We accomplished our task and purchased 3 for a penny candy sharing them on the way home. After school I arrived home at the usual time - smart enough not to arrive too early. Dad was waiting for me, and promptly inquired "how was school and what did I learn today?" 
 Not quite sure now what answer I gave him BUT the man in the car was "Dad". Needless to say I couldn't sit down for a while - in our house the "wooden spoon" applied firmly to the "sitdown" was punishment of choice. Being the sweet/cute child I was - I was frequently on the receiving end of the spoon.

I never heard nor inquired what happened to Pearl  - I wonder if she remembers the incident.

Jane Dempsey Donnelly, Class of 1960

 

OK you ‘rink rats’ no good Gander column goes without a little hockey talk…so…..

 

The name "rink rat" brings back some nostalgic memories to me. I wore that title proudly back in Halifax during the Second World War years. Every spare minute I had was spent at the rink until finally management put me to work cleaning the ice, flooding the rink - this was a time before jambonis - and doing any number of odd jobs.

At that time many of the NHL players were in the military and stationed in Halifax - must admit that it used to bother me that, while my dad was in a war zone and under fire - these guys were still able to play the game - some of them for two or three years at home. Being a rink rat gave me an opportunity to get into the games free and this was no small compensation since, as you can imagine with players like Milt Schmidt and Bauer from the Boston Bruins Kraut line and many other high profile NHL players playing, the rink would be packed to capacity every game night. In one of those games I witnessed probably the first slap shot used in a game. Bingo Kampman used it but he called it a golf shot and it really did look like a golfer teeing off. The golf shot has been modified now to more of a snap shot.
One thing for sure, back in those days, mom knew exactly were to find me if she needed me. Whenever I go home that rink is one of the first places I visit - it brings back so many wonderful memories.


Dave Gilhen, RCAF Gander 1957



 Gander Allstars  1960-61

Back row: Angie Caroll, Eric Stratton, Gerry Hancock, Leo Lannon, Gerry Mills

Middle row: Wes Trainer, Reg Hennan, Bill Ireland, Carl Bursey, Ray Lush, Pat Shallow, Freddy Burke, John Bursey, John Dyke, Benny Doyle

Front row: Jim Davis, Nate Dyke, Bob Dean, Ron Elson, Charlie Bradbury, Lester Kelly, Cec Lush

 

I may have missed someone else tell this story b/c I'd be surprised if it wasn't already mentioned. I think it was around '56 when the Boston Bruins did an exhibition  tour of Nfld. This included Gander. Names like Leo Boivin, Leo Labine, Vic Stasiuk, Flemming Mackell, Fernie Flaman, Terry Sawchuk, Don Simmons come to mind.

It was awesome.
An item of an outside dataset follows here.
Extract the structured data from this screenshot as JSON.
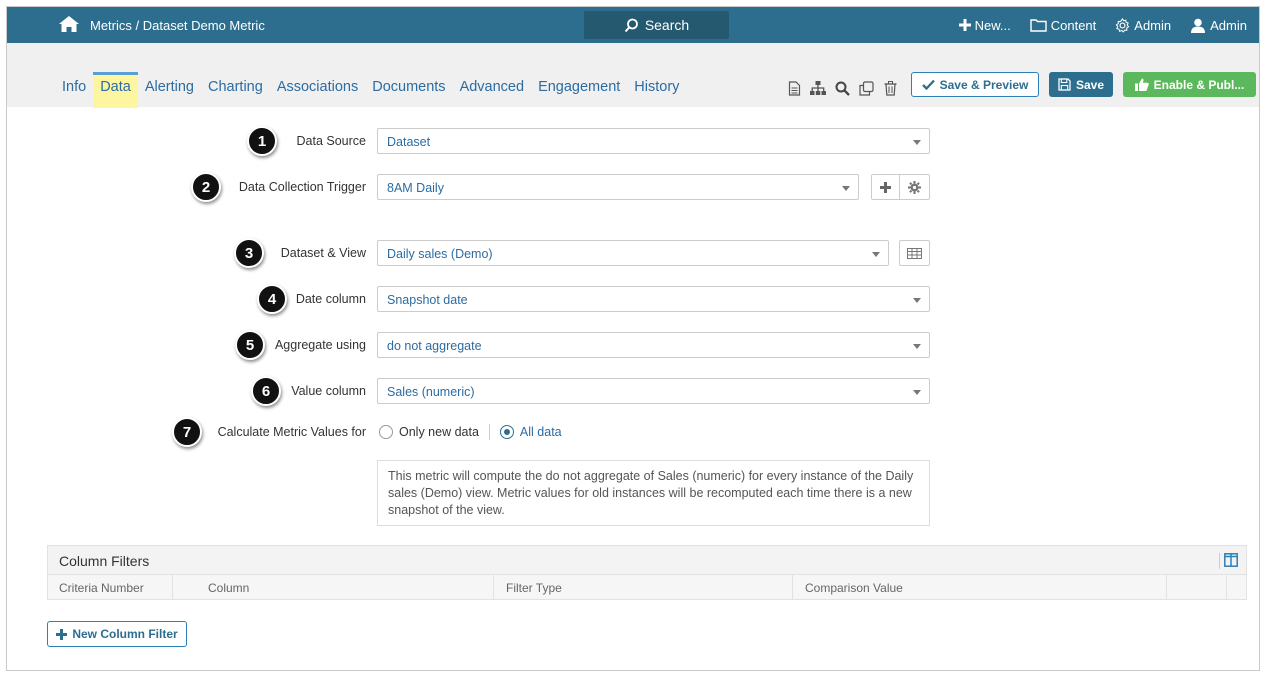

Here we were as snotty nosed kids within reach behind the bench of all these real life original 6 hockey heroes (not that you wanted to reach out especially with guys like Leo Labine!) I think the score was about 10-0 for the Bruins after period one. During one of the intermissions (2nd period I think) half the Bruins changed jerseys with half the Flyers and finished off the game in good spirits. It was pretty awesome at the time.....hockey was IT for most guys growing up in Gander and the original six NHL then, was supreme.Those were the glory years and in a small but awesome way, we got to see it live. I still think about it. 

Cheers

Angus Taylor, Class of 1962

As a post script to my last, is there anyone out there who knows who would was playing for the Flyers at the time?

A.T.

 

Yes folks, next time we have more Goodyear memories to tell. Also welcome your recollections to add to that. Simply write to faye@villagereporter.com  to add any comments or ‘hockey talk’. Angus would really like to find out who played on that Flyers Team. Can you help.